*WHAT YOU WILL DO:* Each line of the data below that carries the word "消费省钱又赚钱" needs to be copied.

*MATERIAL PROVIDED:*
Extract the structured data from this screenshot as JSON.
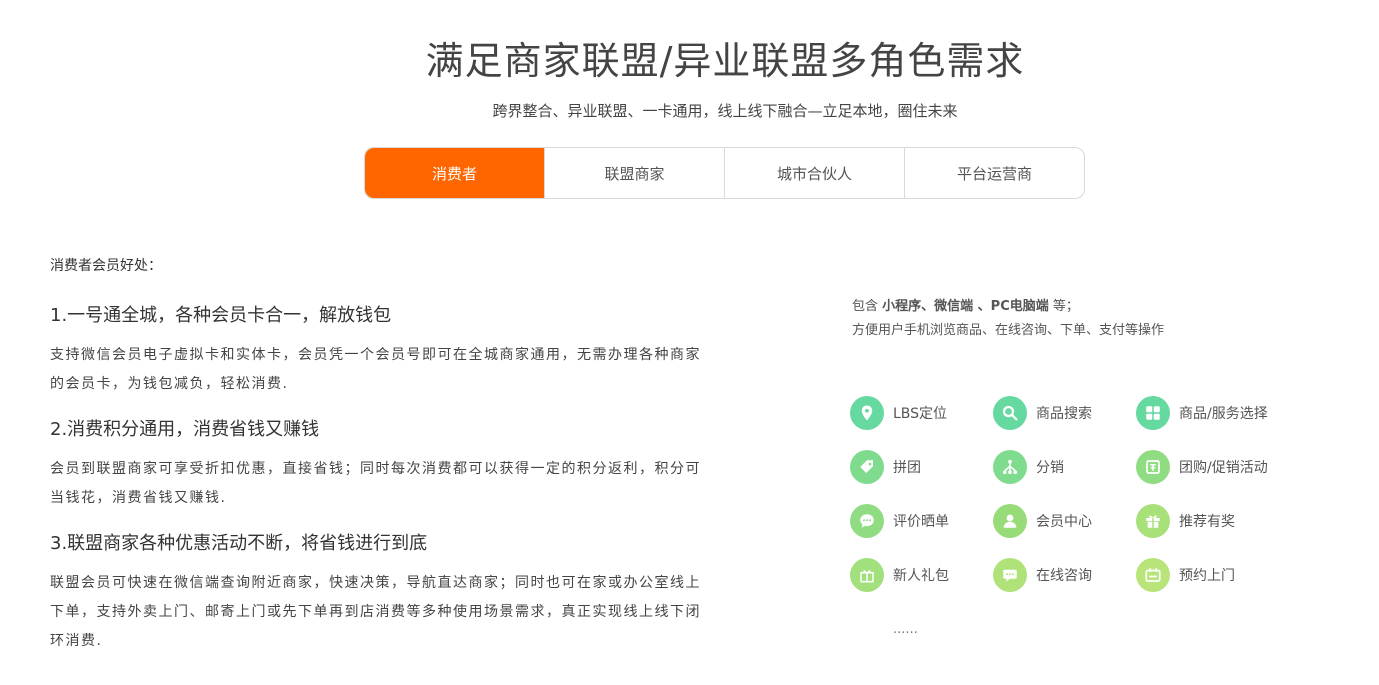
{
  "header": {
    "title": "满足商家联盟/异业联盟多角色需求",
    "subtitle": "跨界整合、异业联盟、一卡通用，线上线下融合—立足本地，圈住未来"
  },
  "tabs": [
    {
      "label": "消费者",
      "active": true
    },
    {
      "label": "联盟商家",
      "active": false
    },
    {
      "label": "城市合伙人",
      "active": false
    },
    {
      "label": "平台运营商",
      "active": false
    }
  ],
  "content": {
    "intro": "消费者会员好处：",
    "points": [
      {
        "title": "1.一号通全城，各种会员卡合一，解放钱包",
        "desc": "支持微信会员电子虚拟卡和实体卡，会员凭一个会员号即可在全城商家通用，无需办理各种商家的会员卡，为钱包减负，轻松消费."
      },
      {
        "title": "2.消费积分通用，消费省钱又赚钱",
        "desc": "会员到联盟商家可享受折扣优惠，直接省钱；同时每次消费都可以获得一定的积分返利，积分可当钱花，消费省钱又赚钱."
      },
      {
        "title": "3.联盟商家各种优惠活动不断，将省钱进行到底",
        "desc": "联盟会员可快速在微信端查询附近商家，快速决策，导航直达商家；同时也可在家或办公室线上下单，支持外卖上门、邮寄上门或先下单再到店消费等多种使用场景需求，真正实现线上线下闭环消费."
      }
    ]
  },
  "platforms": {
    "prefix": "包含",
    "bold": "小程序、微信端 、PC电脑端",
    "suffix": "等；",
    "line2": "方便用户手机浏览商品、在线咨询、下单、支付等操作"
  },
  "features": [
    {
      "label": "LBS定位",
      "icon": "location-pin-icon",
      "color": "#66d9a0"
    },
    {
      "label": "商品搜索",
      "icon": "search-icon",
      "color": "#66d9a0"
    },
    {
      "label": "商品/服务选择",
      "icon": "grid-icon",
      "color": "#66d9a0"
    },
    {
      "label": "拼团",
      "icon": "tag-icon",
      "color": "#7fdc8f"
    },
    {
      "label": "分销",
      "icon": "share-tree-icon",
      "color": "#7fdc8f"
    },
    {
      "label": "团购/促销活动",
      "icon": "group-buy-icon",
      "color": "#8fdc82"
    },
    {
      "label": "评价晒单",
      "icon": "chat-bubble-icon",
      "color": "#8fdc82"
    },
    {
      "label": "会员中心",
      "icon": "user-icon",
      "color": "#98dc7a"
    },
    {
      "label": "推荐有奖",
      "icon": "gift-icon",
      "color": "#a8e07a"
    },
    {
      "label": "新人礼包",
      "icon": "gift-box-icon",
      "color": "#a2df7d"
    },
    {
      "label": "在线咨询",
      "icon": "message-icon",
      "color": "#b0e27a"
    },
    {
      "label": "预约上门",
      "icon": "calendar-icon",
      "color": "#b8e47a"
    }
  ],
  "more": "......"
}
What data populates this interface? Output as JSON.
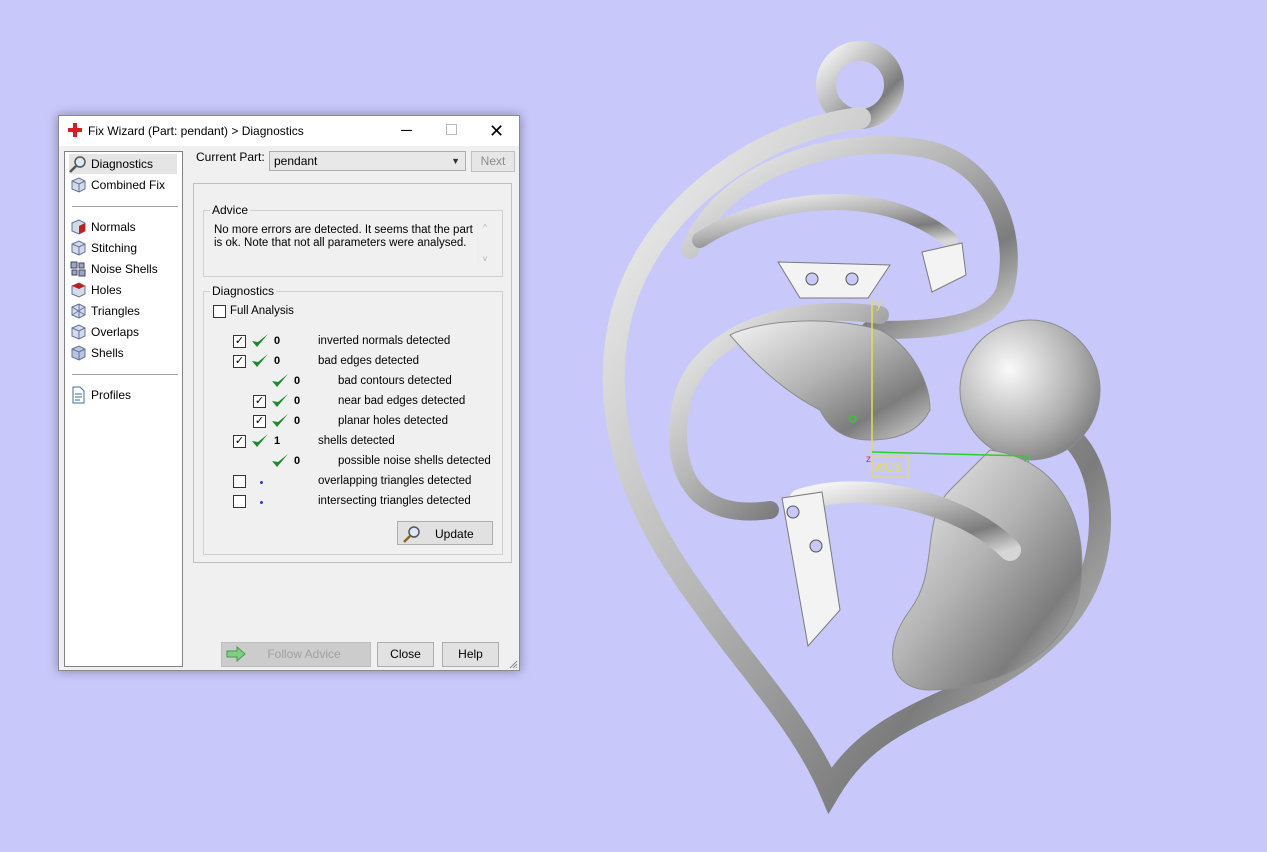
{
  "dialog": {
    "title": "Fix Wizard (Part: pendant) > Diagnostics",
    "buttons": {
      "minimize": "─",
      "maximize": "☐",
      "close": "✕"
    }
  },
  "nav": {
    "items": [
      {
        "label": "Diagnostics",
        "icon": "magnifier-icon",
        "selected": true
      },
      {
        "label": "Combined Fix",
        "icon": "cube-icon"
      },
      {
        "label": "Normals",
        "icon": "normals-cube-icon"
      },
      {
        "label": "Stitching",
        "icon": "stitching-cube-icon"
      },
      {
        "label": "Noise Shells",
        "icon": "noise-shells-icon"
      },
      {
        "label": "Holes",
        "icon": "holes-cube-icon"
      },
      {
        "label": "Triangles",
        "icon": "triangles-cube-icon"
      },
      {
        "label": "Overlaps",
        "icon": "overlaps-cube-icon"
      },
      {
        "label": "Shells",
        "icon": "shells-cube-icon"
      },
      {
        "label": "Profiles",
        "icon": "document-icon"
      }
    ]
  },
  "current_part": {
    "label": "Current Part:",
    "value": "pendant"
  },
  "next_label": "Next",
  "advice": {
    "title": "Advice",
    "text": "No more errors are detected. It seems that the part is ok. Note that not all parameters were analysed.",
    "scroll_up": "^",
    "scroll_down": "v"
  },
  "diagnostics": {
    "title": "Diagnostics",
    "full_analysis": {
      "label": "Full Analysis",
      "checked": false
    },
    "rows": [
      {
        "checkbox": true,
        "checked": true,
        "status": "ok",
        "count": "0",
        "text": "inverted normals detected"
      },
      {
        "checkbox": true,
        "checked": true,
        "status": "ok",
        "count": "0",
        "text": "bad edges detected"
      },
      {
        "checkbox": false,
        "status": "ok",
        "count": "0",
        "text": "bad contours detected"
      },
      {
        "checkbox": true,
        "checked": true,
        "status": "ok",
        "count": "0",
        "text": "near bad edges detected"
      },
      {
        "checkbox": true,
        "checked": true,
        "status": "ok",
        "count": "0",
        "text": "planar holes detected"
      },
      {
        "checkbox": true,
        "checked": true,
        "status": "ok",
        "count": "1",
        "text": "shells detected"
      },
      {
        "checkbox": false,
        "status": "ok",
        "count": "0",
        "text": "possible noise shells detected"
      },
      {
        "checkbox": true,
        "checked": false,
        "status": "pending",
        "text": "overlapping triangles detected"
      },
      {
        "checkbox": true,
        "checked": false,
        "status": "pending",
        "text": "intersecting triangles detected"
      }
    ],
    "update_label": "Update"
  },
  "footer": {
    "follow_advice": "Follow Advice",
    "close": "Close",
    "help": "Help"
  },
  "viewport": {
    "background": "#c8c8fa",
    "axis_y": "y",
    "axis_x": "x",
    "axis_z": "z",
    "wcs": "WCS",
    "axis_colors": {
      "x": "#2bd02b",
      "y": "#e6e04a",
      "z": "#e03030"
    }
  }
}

*ANSWER TO THIS TASK:*
        "title": "2.消费积分通用，消费省钱又赚钱",
        "desc": "会员到联盟商家可享受折扣优惠，直接省钱；同时每次消费都可以获得一定的积分返利，积分可当钱花，消费省钱又赚钱."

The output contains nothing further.